30 Lessons Learned, #10: It's a Rollercoaster

I've heard many people say that this is not a business for the faint of heart. It seems that most authors have experienced some disappointment after receiving offers for publication: they've lost editors to other publishing houses, they've had contracts cancelled, etc. If one is not in their shoes, it is easy to look at these occurrences as little bumps on the road.

However, I've had my first small "bump on the road", and from the inside, it certainly feels much more like a big old pothole. Well,let's just say rollercoaster. I received a call recently from Tricycle Press, the publisher of my first book. They are being closed by their parent company. I feel quite fortunate that my first book with them is still going to press as planned, but one of my contracts with them now has an uncertain future. It is hard to go from the excitement of an offer to uncertainty. And while I understand that it is a business decision to close the imprint, it feels very personal as well. My experience with Tricycle has been fantastic on all levels: they are wonderful people, marketers, editors and designers. And, they make wonderful, quirky books. (I'm a sucker for quirky books.) I am sad to lose this publishing "home".

Illustration Friday: Phenomenon

A chameleon's holiday tail phenomenon…


By the by, some of my work is on display in a juried show (of children's book illustrators) at the Brick Alley Art Studio.

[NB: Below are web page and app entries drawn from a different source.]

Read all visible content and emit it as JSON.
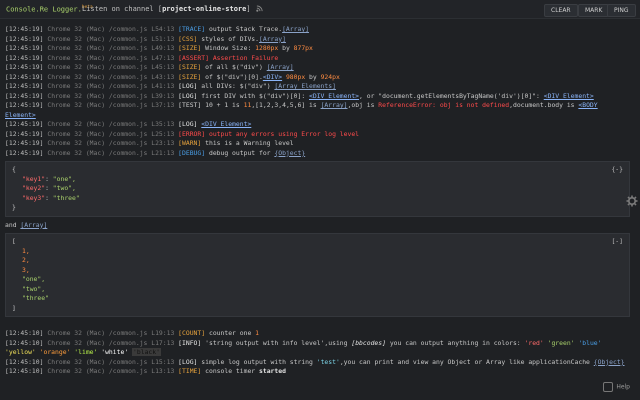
{
  "header": {
    "brand": "Console.Re Logger.",
    "brand_sup": "beta",
    "listen_prefix": "Listen on channel [",
    "channel": "project-online-store",
    "listen_suffix": "]",
    "buttons": {
      "clear": "CLEAR",
      "mark": "MARK",
      "ping": "PING"
    }
  },
  "log": [
    {
      "ts": "[12:45:19]",
      "file": "Chrome 32 (Mac) /common.js L54:13",
      "tag": "[TRACE]",
      "tagc": "trace",
      "msg": "output Stack Trace.",
      "link": "[Array]"
    },
    {
      "ts": "[12:45:19]",
      "file": "Chrome 32 (Mac) /common.js L51:13",
      "tag": "[CSS]",
      "tagc": "css",
      "msg": "styles of DIVs.",
      "link": "[Array]"
    },
    {
      "ts": "[12:45:19]",
      "file": "Chrome 32 (Mac) /common.js L49:13",
      "tag": "[SIZE]",
      "tagc": "size",
      "msg": "Window Size: ",
      "px1": "1280px",
      "mid": " by ",
      "px2": "877px"
    },
    {
      "ts": "[12:45:19]",
      "file": "Chrome 32 (Mac) /common.js L47:13",
      "tag": "[ASSERT]",
      "tagc": "assert",
      "msg": "Assertion Failure"
    },
    {
      "ts": "[12:45:19]",
      "file": "Chrome 32 (Mac) /common.js L45:13",
      "tag": "[SIZE]",
      "tagc": "size",
      "msg": "of all $(\"div\") ",
      "link": "[Array]"
    },
    {
      "ts": "[12:45:19]",
      "file": "Chrome 32 (Mac) /common.js L43:13",
      "tag": "[SIZE]",
      "tagc": "size",
      "msg": "of $(\"div\")[0].",
      "el": "<DIV>",
      "px1": " 980px",
      "mid": " by ",
      "px2": "924px"
    },
    {
      "ts": "[12:45:19]",
      "file": "Chrome 32 (Mac) /common.js L41:13",
      "tag": "[LOG]",
      "tagc": "log",
      "msg": "all DIVs: $(\"div\") ",
      "link": "[Array Elements]"
    }
  ],
  "log2": {
    "first_div": {
      "ts": "[12:45:19]",
      "file": "Chrome 32 (Mac) /common.js L39:13",
      "tag": "[LOG]",
      "msg1": "first DIV with $(\"div\")[0]: ",
      "el1": "<DIV Element>",
      "msg2": ", or \"document.getElementsByTagName('div')[0]\": ",
      "el2": "<DIV Element>"
    },
    "test": {
      "ts": "[12:45:19]",
      "file": "Chrome 32 (Mac) /common.js L37:13",
      "tag": "[TEST]",
      "msg1": "10 + 1 is ",
      "n": "11",
      "msg2": ",[1,2,3,4,5,6] is ",
      "link": "[Array]",
      "msg3": ",obj is ",
      "err": "ReferenceError: obj is not defined",
      "msg4": ",document.body is ",
      "el": "<BODY Element>"
    },
    "lines": [
      {
        "ts": "[12:45:19]",
        "file": "Chrome 32 (Mac) /common.js L35:13",
        "tag": "[LOG]",
        "tagc": "log",
        "msg": "",
        "el": "<DIV Element>"
      },
      {
        "ts": "[12:45:19]",
        "file": "Chrome 32 (Mac) /common.js L25:13",
        "tag": "[ERROR]",
        "tagc": "error",
        "msg": "output any errors using Error log level"
      },
      {
        "ts": "[12:45:19]",
        "file": "Chrome 32 (Mac) /common.js L23:13",
        "tag": "[WARN]",
        "tagc": "warn",
        "msg": "this is a Warning level"
      },
      {
        "ts": "[12:45:19]",
        "file": "Chrome 32 (Mac) /common.js L21:13",
        "tag": "[DEBUG]",
        "tagc": "debug",
        "msg": "debug output for ",
        "link": "{Object}"
      }
    ]
  },
  "object_block": {
    "toggle": "{-}",
    "open": "{",
    "close": "}",
    "entries": [
      {
        "key": "\"key1\"",
        "val": "\"one\","
      },
      {
        "key": "\"key2\"",
        "val": "\"two\","
      },
      {
        "key": "\"key3\"",
        "val": "\"three\""
      }
    ]
  },
  "and_line": {
    "text": "and ",
    "link": "[Array]"
  },
  "array_block": {
    "toggle": "[-]",
    "open": "[",
    "close": "]",
    "nums": [
      "1,",
      "2,",
      "3,"
    ],
    "strs": [
      "\"one\",",
      "\"two\",",
      "\"three\""
    ]
  },
  "tail": {
    "count": {
      "ts": "[12:45:10]",
      "file": "Chrome 32 (Mac) /common.js L19:13",
      "tag": "[COUNT]",
      "msg": "counter one ",
      "n": "1"
    },
    "info": {
      "ts": "[12:45:10]",
      "file": "Chrome 32 (Mac) /common.js L17:13",
      "tag": "[INFO]",
      "msg1": "'string output with info level'",
      "msg2": ",using ",
      "em": "[bbcodes]",
      "msg3": " you can output anything in colors: ",
      "colors": [
        "'red'",
        "'green'",
        "'blue'",
        "'yellow'",
        "'orange'",
        "'lime'",
        "'white'",
        "'black'"
      ]
    },
    "log": {
      "ts": "[12:45:10]",
      "file": "Chrome 32 (Mac) /common.js L15:13",
      "tag": "[LOG]",
      "msg1": "simple log output with string ",
      "str": "'test'",
      "msg2": ",you can print and view any Object or Array like applicationCache ",
      "link": "{Object}"
    },
    "time": {
      "ts": "[12:45:10]",
      "file": "Chrome 32 (Mac) /common.js L13:13",
      "tag": "[TIME]",
      "msg": "console timer ",
      "strong": "started"
    }
  },
  "help": "Help"
}
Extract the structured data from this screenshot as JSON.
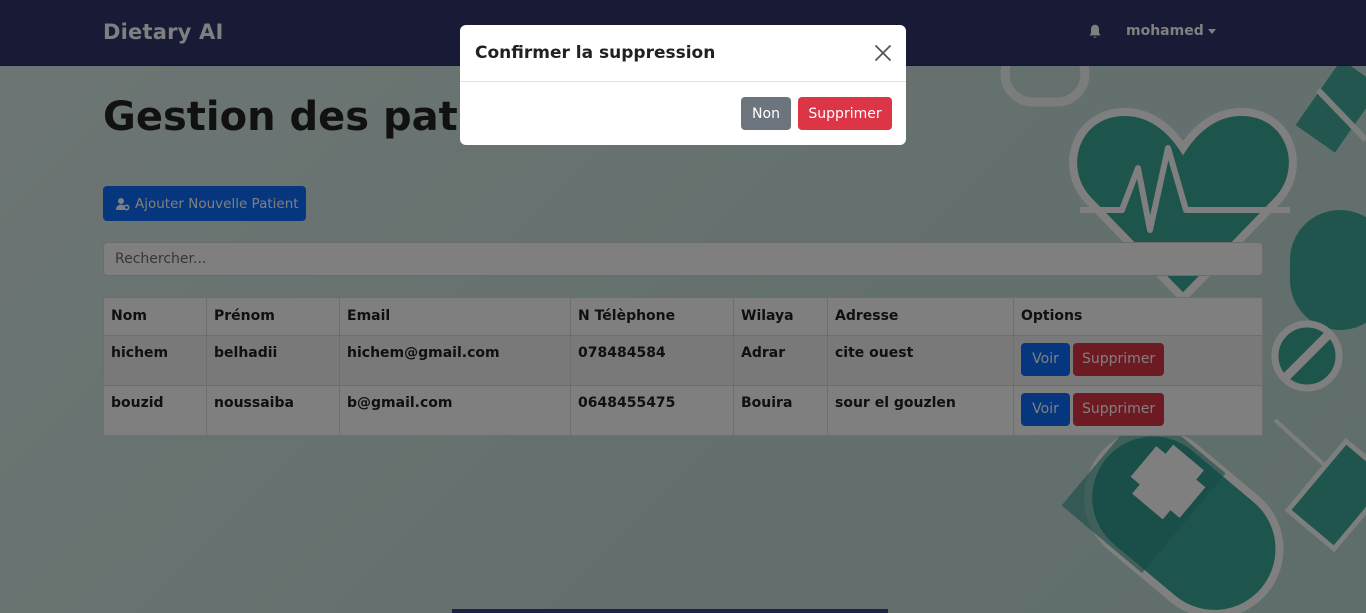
{
  "navbar": {
    "brand": "Dietary AI",
    "user": "mohamed"
  },
  "main": {
    "title": "Gestion des patients",
    "add_button": "Ajouter Nouvelle Patient",
    "search_placeholder": "Rechercher...",
    "table": {
      "headers": [
        "Nom",
        "Prénom",
        "Email",
        "N Télèphone",
        "Wilaya",
        "Adresse",
        "Options"
      ],
      "rows": [
        {
          "nom": "hichem",
          "prenom": "belhadii",
          "email": "hichem@gmail.com",
          "telephone": "078484584",
          "wilaya": "Adrar",
          "adresse": "cite ouest"
        },
        {
          "nom": "bouzid",
          "prenom": "noussaiba",
          "email": "b@gmail.com",
          "telephone": "0648455475",
          "wilaya": "Bouira",
          "adresse": "sour el gouzlen"
        }
      ],
      "view_label": "Voir",
      "delete_label": "Supprimer"
    }
  },
  "modal": {
    "title": "Confirmer la suppression",
    "cancel_label": "Non",
    "confirm_label": "Supprimer"
  },
  "colors": {
    "navbar": "#32356d",
    "primary": "#0d6efd",
    "danger": "#dc3545",
    "secondary": "#6c757d",
    "decor": "#3aa899"
  }
}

It's a lovely gallery and they have a Saturday Art Walk tomorrow evening should you find yourself in Sacramento, CA. I learned today that my work was awarded best of show. How's that for a nice Friday morning piece of news?!

My favorite piece of Friday morning correspondence, however, came from a 9-year old girl and her mom. They emailed drawings inspired by some of my work. I am so touched and honored. And may I say, this 9-year old is quite the artistic phenomenon herself.

Happy holidays.